- TASK DETAILS:
Say how many lines in the data hold "that". Nothing else belongs in the answer.

Dataset records
————————

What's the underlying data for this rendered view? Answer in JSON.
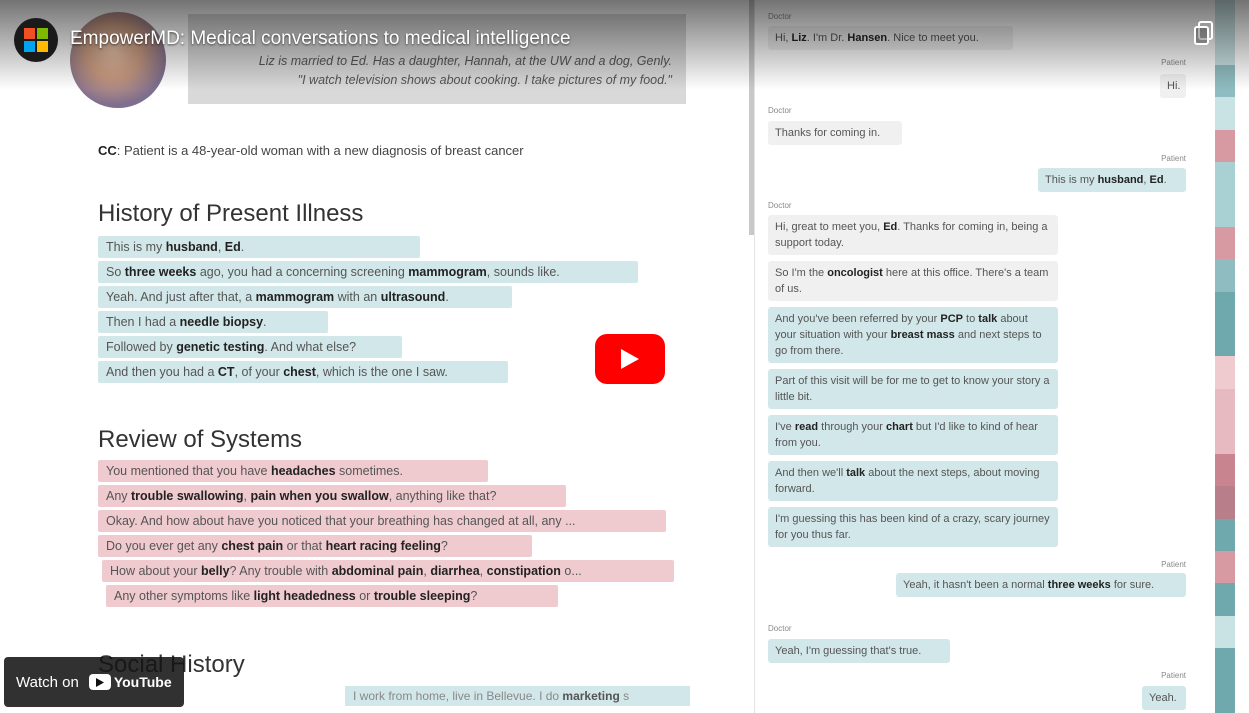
{
  "video": {
    "title": "EmpowerMD: Medical conversations to medical intelligence",
    "watch_label": "Watch on",
    "youtube_label": "YouTube"
  },
  "profile": {
    "bio_line1": "Liz is married to Ed. Has a daughter, Hannah, at the UW and a dog, Genly.",
    "bio_line2": "\"I watch television shows about cooking. I take pictures of my food.\""
  },
  "cc": {
    "label": "CC",
    "text": ": Patient is a 48-year-old woman with a new diagnosis of breast cancer"
  },
  "hpi": {
    "title": "History of Present Illness",
    "lines": [
      [
        {
          "t": "This is my "
        },
        {
          "t": "husband",
          "b": true
        },
        {
          "t": ", "
        },
        {
          "t": "Ed",
          "b": true
        },
        {
          "t": "."
        }
      ],
      [
        {
          "t": "So "
        },
        {
          "t": "three weeks",
          "b": true
        },
        {
          "t": " ago, you had a concerning screening "
        },
        {
          "t": "mammogram",
          "b": true
        },
        {
          "t": ", sounds like."
        }
      ],
      [
        {
          "t": "Yeah. And just after that, a "
        },
        {
          "t": "mammogram",
          "b": true
        },
        {
          "t": " with an "
        },
        {
          "t": "ultrasound",
          "b": true
        },
        {
          "t": "."
        }
      ],
      [
        {
          "t": "Then I had a "
        },
        {
          "t": "needle biopsy",
          "b": true
        },
        {
          "t": "."
        }
      ],
      [
        {
          "t": "Followed by "
        },
        {
          "t": "genetic testing",
          "b": true
        },
        {
          "t": ". And what else?"
        }
      ],
      [
        {
          "t": "And then you had a "
        },
        {
          "t": "CT",
          "b": true
        },
        {
          "t": ", of your "
        },
        {
          "t": "chest",
          "b": true
        },
        {
          "t": ", which is the one I saw."
        }
      ]
    ]
  },
  "ros": {
    "title": "Review of Systems",
    "lines": [
      [
        {
          "t": "You mentioned that you have "
        },
        {
          "t": "headaches",
          "b": true
        },
        {
          "t": " sometimes."
        }
      ],
      [
        {
          "t": "Any "
        },
        {
          "t": "trouble swallowing",
          "b": true
        },
        {
          "t": ", "
        },
        {
          "t": "pain when you swallow",
          "b": true
        },
        {
          "t": ", anything like that?"
        }
      ],
      [
        {
          "t": "Okay. And how about have you noticed that your breathing has changed at all, any ..."
        }
      ],
      [
        {
          "t": "Do you ever get any "
        },
        {
          "t": "chest pain",
          "b": true
        },
        {
          "t": " or that "
        },
        {
          "t": "heart racing feeling",
          "b": true
        },
        {
          "t": "?"
        }
      ],
      [
        {
          "t": "How about your "
        },
        {
          "t": "belly",
          "b": true
        },
        {
          "t": "? Any trouble with "
        },
        {
          "t": "abdominal pain",
          "b": true
        },
        {
          "t": ", "
        },
        {
          "t": "diarrhea",
          "b": true
        },
        {
          "t": ", "
        },
        {
          "t": "constipation",
          "b": true
        },
        {
          "t": " o..."
        }
      ],
      [
        {
          "t": "Any other symptoms like "
        },
        {
          "t": "light headedness",
          "b": true
        },
        {
          "t": " or "
        },
        {
          "t": "trouble sleeping",
          "b": true
        },
        {
          "t": "?"
        }
      ]
    ]
  },
  "social": {
    "title": "Social History",
    "line": [
      {
        "t": "I work from home, live in Bellevue. I do "
      },
      {
        "t": "marketing",
        "b": true
      },
      {
        "t": " s"
      }
    ]
  },
  "chat": {
    "doctor_label": "Doctor",
    "patient_label": "Patient",
    "messages": [
      [
        {
          "t": "Hi, "
        },
        {
          "t": "Liz",
          "b": true
        },
        {
          "t": ". I'm Dr. "
        },
        {
          "t": "Hansen",
          "b": true
        },
        {
          "t": ". Nice to meet you."
        }
      ],
      [
        {
          "t": "Hi."
        }
      ],
      [
        {
          "t": "Thanks for coming in."
        }
      ],
      [
        {
          "t": "This is my "
        },
        {
          "t": "husband",
          "b": true
        },
        {
          "t": ", "
        },
        {
          "t": "Ed",
          "b": true
        },
        {
          "t": "."
        }
      ],
      [
        {
          "t": "Hi, great to meet you, "
        },
        {
          "t": "Ed",
          "b": true
        },
        {
          "t": ". Thanks for coming in, being a support today."
        }
      ],
      [
        {
          "t": "So I'm the "
        },
        {
          "t": "oncologist",
          "b": true
        },
        {
          "t": " here at this office. There's a team of us."
        }
      ],
      [
        {
          "t": "And you've been referred by your "
        },
        {
          "t": "PCP",
          "b": true
        },
        {
          "t": " to "
        },
        {
          "t": "talk",
          "b": true
        },
        {
          "t": " about your situation with your "
        },
        {
          "t": "breast mass",
          "b": true
        },
        {
          "t": " and next steps to go from there."
        }
      ],
      [
        {
          "t": "Part of this visit will be for me to get to know your story a little bit."
        }
      ],
      [
        {
          "t": "I've "
        },
        {
          "t": "read",
          "b": true
        },
        {
          "t": " through your "
        },
        {
          "t": "chart",
          "b": true
        },
        {
          "t": " but I'd like to kind of hear from you."
        }
      ],
      [
        {
          "t": "And then we'll "
        },
        {
          "t": "talk",
          "b": true
        },
        {
          "t": " about the next steps, about moving forward."
        }
      ],
      [
        {
          "t": "I'm guessing this has been kind of a crazy, scary journey for you thus far."
        }
      ],
      [
        {
          "t": "Yeah, it hasn't been a normal "
        },
        {
          "t": "three weeks",
          "b": true
        },
        {
          "t": " for sure."
        }
      ],
      [
        {
          "t": "Yeah, I'm guessing that's true."
        }
      ],
      [
        {
          "t": "Yeah."
        }
      ]
    ]
  },
  "colors": {
    "teal": "#d2e7e9",
    "pink": "#efcbd0",
    "play": "#ff0000"
  },
  "minimap": [
    "#c9e2e4",
    "#c9e2e4",
    "#8fbcc0",
    "#c9e2e4",
    "#d79aa2",
    "#a9d0d3",
    "#a9d0d3",
    "#d79aa2",
    "#8fbcc0",
    "#6fa9ae",
    "#6fa9ae",
    "#efcbd0",
    "#e7b9c0",
    "#e7b9c0",
    "#c8858f",
    "#b87f8a",
    "#6fa9ae",
    "#d79aa2",
    "#6fa9ae",
    "#c9e2e4",
    "#6fa9ae",
    "#6fa9ae"
  ]
}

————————

- TASK SOLUTION:
6